▶ [Data records for software interfaces]
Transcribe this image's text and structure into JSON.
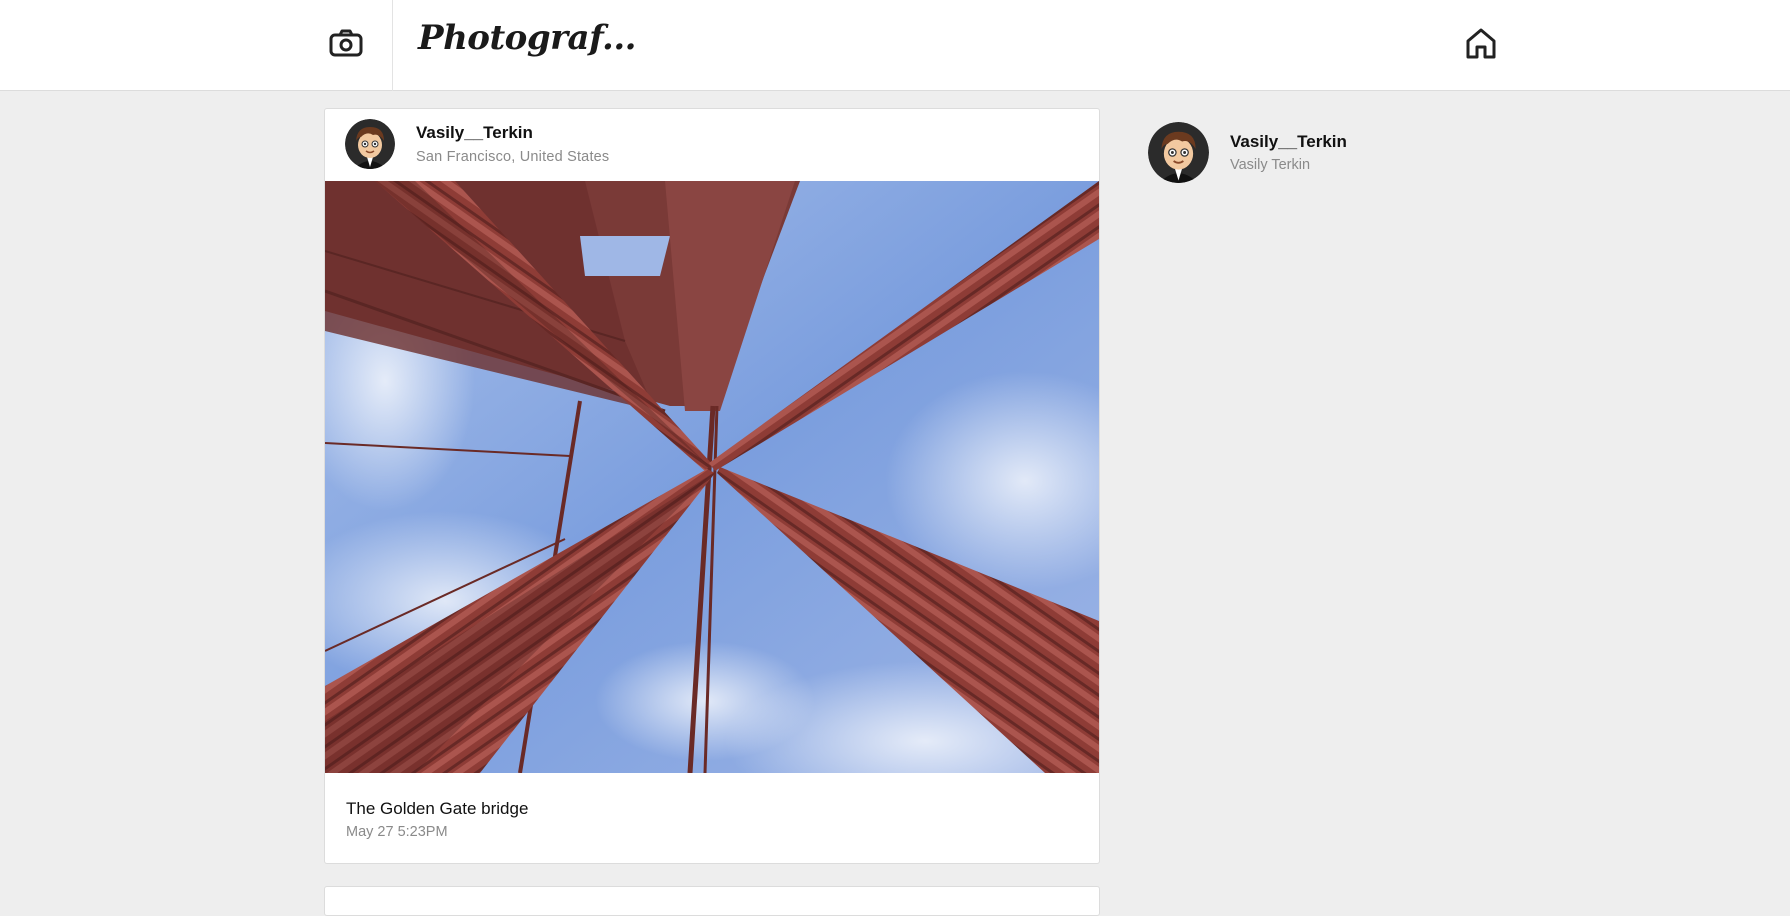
{
  "header": {
    "brand": "Photograf...",
    "camera_icon": "camera-icon",
    "home_icon": "home-icon"
  },
  "post": {
    "username": "Vasily__Terkin",
    "location": "San Francisco, United States",
    "caption": "The Golden Gate bridge",
    "timestamp": "May 27 5:23PM"
  },
  "sidebar": {
    "username": "Vasily__Terkin",
    "full_name": "Vasily Terkin"
  },
  "colors": {
    "page_background": "#eeeeee",
    "card_background": "#ffffff",
    "muted_text": "#8a8a8a",
    "cable_red": "#8b3a34",
    "sky_blue": "#7fa3df"
  }
}
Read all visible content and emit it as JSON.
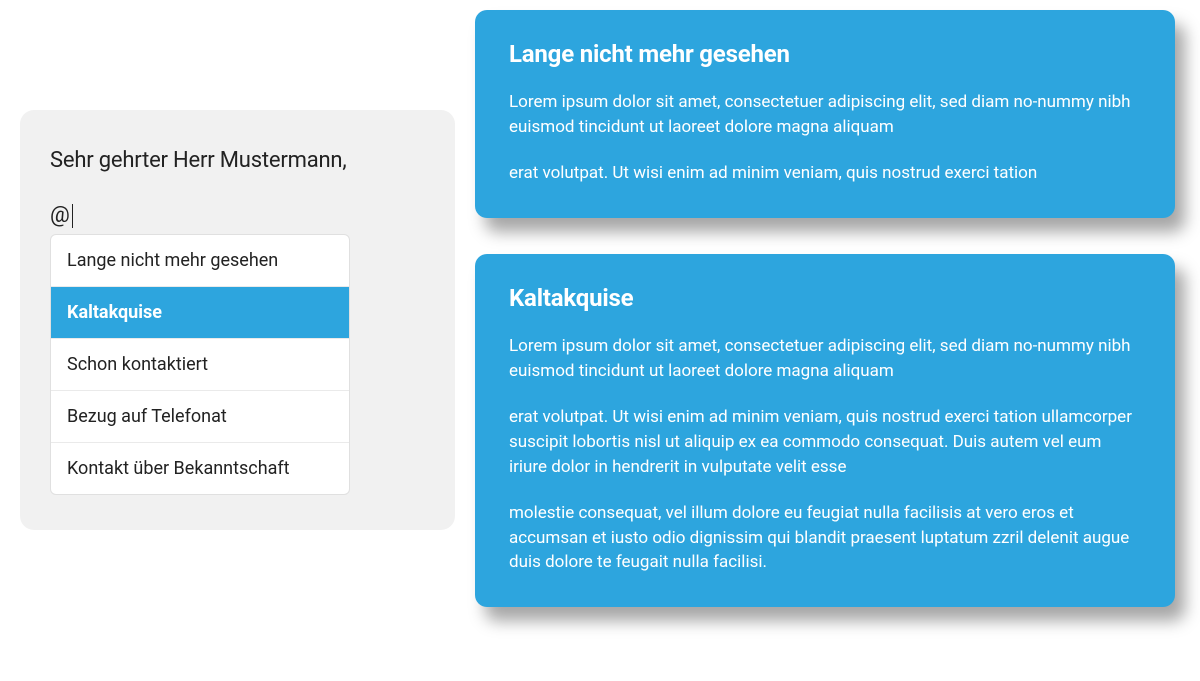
{
  "editor": {
    "salutation": "Sehr gehrter Herr Mustermann,",
    "mention_trigger": "@"
  },
  "dropdown": {
    "items": [
      {
        "label": "Lange nicht mehr gesehen",
        "selected": false
      },
      {
        "label": "Kaltakquise",
        "selected": true
      },
      {
        "label": "Schon kontaktiert",
        "selected": false
      },
      {
        "label": "Bezug auf Telefonat",
        "selected": false
      },
      {
        "label": "Kontakt über Bekanntschaft",
        "selected": false
      }
    ]
  },
  "cards": [
    {
      "title": "Lange nicht mehr gesehen",
      "paragraphs": [
        "Lorem ipsum dolor sit amet, consectetuer adipiscing elit, sed diam no-nummy nibh euismod tincidunt ut laoreet dolore magna aliquam",
        "erat volutpat. Ut wisi enim ad minim veniam, quis nostrud exerci tation"
      ]
    },
    {
      "title": "Kaltakquise",
      "paragraphs": [
        "Lorem ipsum dolor sit amet, consectetuer adipiscing elit, sed diam no-nummy nibh euismod tincidunt ut laoreet dolore magna aliquam",
        "erat volutpat. Ut wisi enim ad minim veniam, quis nostrud exerci tation ullamcorper suscipit lobortis nisl ut aliquip ex ea commodo consequat. Duis autem vel eum iriure dolor in hendrerit in vulputate velit esse",
        "molestie consequat, vel illum dolore eu feugiat nulla facilisis at vero eros et accumsan et iusto odio dignissim qui blandit praesent luptatum zzril delenit augue duis dolore te feugait nulla facilisi."
      ]
    }
  ]
}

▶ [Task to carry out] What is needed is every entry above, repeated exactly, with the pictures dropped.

▶ [Expected output]
Transcribe this image's text and structure into JSON.
{
  "header": {
    "brand": "Photograf...",
    "camera_icon": "camera-icon",
    "home_icon": "home-icon"
  },
  "post": {
    "username": "Vasily__Terkin",
    "location": "San Francisco, United States",
    "caption": "The Golden Gate bridge",
    "timestamp": "May 27 5:23PM"
  },
  "sidebar": {
    "username": "Vasily__Terkin",
    "full_name": "Vasily Terkin"
  },
  "colors": {
    "page_background": "#eeeeee",
    "card_background": "#ffffff",
    "muted_text": "#8a8a8a",
    "cable_red": "#8b3a34",
    "sky_blue": "#7fa3df"
  }
}
Read all visible content and emit it as JSON.
{
  "editor": {
    "salutation": "Sehr gehrter Herr Mustermann,",
    "mention_trigger": "@"
  },
  "dropdown": {
    "items": [
      {
        "label": "Lange nicht mehr gesehen",
        "selected": false
      },
      {
        "label": "Kaltakquise",
        "selected": true
      },
      {
        "label": "Schon kontaktiert",
        "selected": false
      },
      {
        "label": "Bezug auf Telefonat",
        "selected": false
      },
      {
        "label": "Kontakt über Bekanntschaft",
        "selected": false
      }
    ]
  },
  "cards": [
    {
      "title": "Lange nicht mehr gesehen",
      "paragraphs": [
        "Lorem ipsum dolor sit amet, consectetuer adipiscing elit, sed diam no-nummy nibh euismod tincidunt ut laoreet dolore magna aliquam",
        "erat volutpat. Ut wisi enim ad minim veniam, quis nostrud exerci tation"
      ]
    },
    {
      "title": "Kaltakquise",
      "paragraphs": [
        "Lorem ipsum dolor sit amet, consectetuer adipiscing elit, sed diam no-nummy nibh euismod tincidunt ut laoreet dolore magna aliquam",
        "erat volutpat. Ut wisi enim ad minim veniam, quis nostrud exerci tation ullamcorper suscipit lobortis nisl ut aliquip ex ea commodo consequat. Duis autem vel eum iriure dolor in hendrerit in vulputate velit esse",
        "molestie consequat, vel illum dolore eu feugiat nulla facilisis at vero eros et accumsan et iusto odio dignissim qui blandit praesent luptatum zzril delenit augue duis dolore te feugait nulla facilisi."
      ]
    }
  ]
}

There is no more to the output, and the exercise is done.